• **Data listing**
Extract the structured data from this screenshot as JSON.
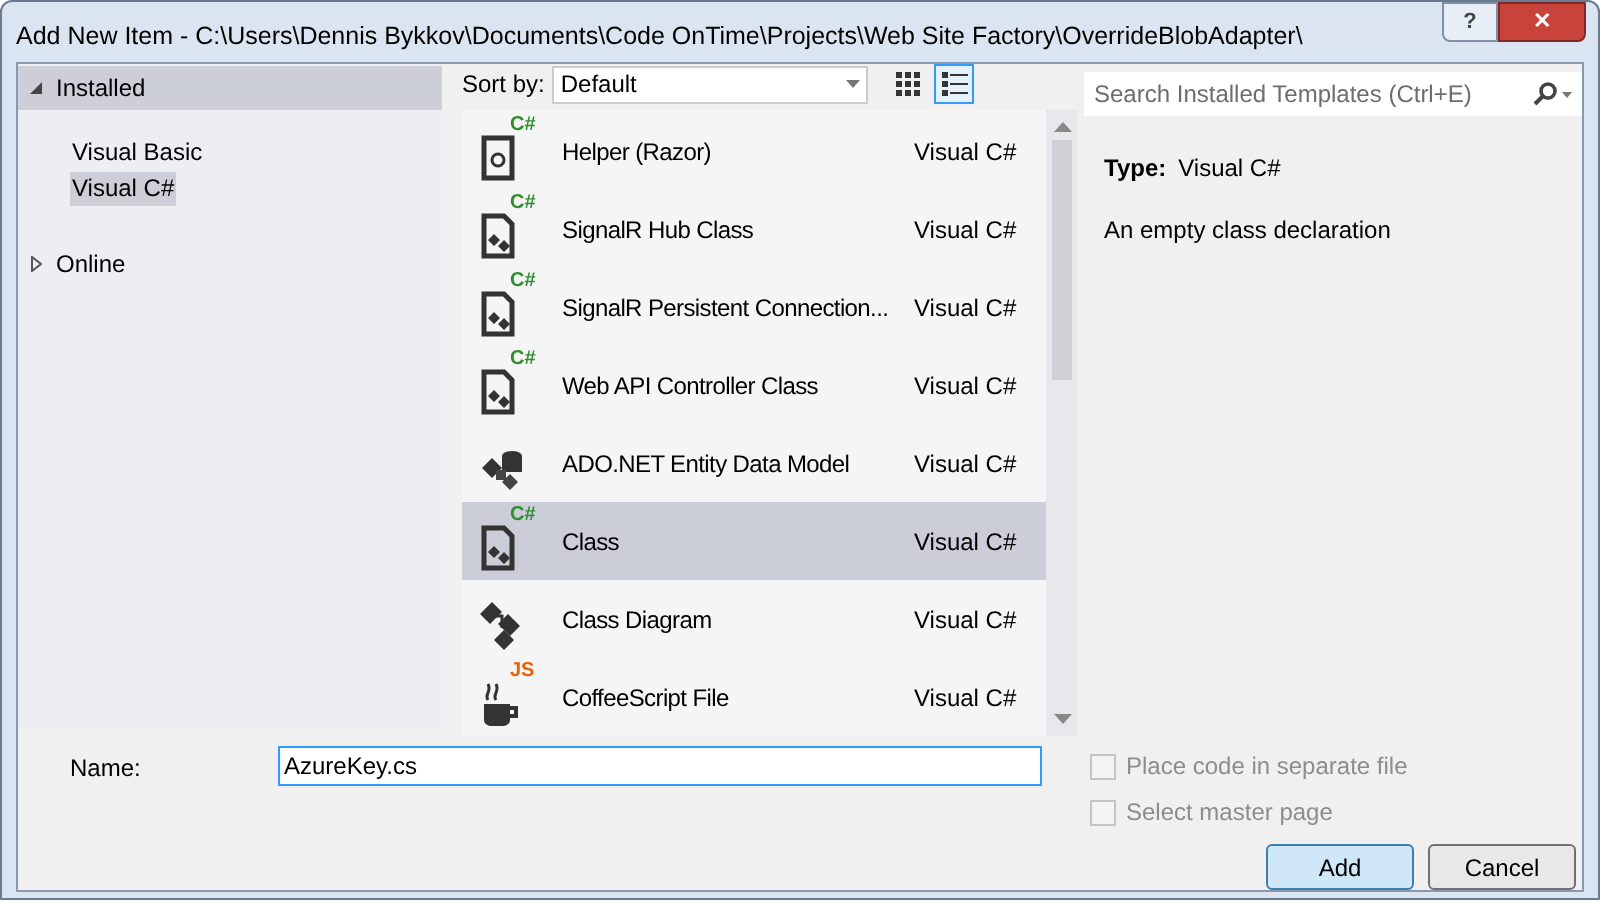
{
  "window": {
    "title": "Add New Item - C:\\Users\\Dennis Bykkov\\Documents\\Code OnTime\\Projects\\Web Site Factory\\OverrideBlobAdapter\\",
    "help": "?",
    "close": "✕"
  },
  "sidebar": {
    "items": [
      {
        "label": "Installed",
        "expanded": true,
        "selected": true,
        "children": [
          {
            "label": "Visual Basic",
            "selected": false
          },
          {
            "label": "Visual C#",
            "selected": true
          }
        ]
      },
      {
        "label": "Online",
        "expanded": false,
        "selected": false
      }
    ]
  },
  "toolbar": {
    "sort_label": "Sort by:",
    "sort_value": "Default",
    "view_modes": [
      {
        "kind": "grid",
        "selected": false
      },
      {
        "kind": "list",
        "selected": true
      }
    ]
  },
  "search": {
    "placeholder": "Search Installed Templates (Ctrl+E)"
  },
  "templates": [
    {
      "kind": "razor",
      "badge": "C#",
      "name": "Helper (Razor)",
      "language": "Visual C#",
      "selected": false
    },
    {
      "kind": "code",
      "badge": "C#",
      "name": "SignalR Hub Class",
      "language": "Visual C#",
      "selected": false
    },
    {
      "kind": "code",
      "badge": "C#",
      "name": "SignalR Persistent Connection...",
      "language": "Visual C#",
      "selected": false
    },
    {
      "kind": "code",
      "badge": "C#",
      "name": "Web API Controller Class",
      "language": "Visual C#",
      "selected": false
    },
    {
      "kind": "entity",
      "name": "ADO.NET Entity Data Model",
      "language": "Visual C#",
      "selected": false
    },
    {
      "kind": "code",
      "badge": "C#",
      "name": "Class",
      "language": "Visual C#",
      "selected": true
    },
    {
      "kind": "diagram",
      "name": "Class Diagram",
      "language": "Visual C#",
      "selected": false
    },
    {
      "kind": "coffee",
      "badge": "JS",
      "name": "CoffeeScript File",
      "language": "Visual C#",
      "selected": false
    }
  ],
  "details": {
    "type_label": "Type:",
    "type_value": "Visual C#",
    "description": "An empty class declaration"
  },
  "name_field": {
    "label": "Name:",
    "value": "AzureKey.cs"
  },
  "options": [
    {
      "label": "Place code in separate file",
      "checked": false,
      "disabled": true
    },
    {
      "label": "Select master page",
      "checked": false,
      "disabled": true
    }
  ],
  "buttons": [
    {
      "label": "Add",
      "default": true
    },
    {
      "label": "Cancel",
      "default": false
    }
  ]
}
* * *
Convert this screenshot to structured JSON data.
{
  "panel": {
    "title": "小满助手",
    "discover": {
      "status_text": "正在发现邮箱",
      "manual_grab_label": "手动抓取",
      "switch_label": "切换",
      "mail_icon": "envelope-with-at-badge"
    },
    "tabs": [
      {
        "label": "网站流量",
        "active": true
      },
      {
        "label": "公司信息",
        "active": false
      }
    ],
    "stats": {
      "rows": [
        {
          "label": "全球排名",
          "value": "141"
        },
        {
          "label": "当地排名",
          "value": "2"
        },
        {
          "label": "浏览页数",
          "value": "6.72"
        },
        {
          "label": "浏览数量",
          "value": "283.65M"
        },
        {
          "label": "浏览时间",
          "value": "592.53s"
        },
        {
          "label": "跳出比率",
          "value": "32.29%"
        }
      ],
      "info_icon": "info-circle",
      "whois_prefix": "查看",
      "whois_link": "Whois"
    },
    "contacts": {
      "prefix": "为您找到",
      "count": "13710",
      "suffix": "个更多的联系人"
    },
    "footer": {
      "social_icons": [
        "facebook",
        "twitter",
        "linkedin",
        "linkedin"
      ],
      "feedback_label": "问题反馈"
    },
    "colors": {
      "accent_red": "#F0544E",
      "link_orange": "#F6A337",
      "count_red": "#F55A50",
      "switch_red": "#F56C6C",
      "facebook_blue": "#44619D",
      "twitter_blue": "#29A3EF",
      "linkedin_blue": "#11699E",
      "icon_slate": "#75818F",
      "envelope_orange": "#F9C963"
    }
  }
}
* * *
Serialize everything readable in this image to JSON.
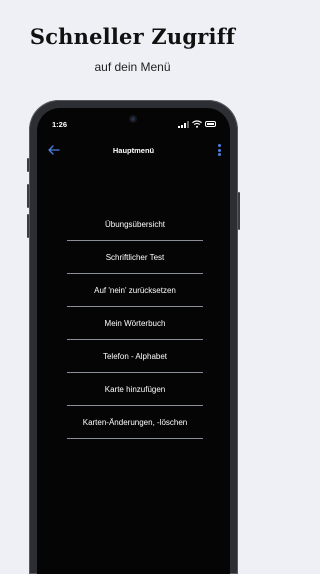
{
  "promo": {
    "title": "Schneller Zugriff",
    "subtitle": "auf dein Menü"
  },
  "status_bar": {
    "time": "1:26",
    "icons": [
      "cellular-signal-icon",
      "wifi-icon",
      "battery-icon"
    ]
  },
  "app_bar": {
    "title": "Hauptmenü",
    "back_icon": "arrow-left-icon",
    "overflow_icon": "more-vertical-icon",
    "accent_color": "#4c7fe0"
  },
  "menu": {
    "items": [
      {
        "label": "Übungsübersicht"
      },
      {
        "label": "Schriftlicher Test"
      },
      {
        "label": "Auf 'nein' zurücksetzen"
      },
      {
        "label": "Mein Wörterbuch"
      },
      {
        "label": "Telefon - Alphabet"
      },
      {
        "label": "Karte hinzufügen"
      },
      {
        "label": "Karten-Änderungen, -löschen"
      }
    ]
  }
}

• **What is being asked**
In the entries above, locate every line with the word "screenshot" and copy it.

• **The completed task**
Extract the structured data from this screenshot as JSON.
Convert this screenshot to structured JSON data.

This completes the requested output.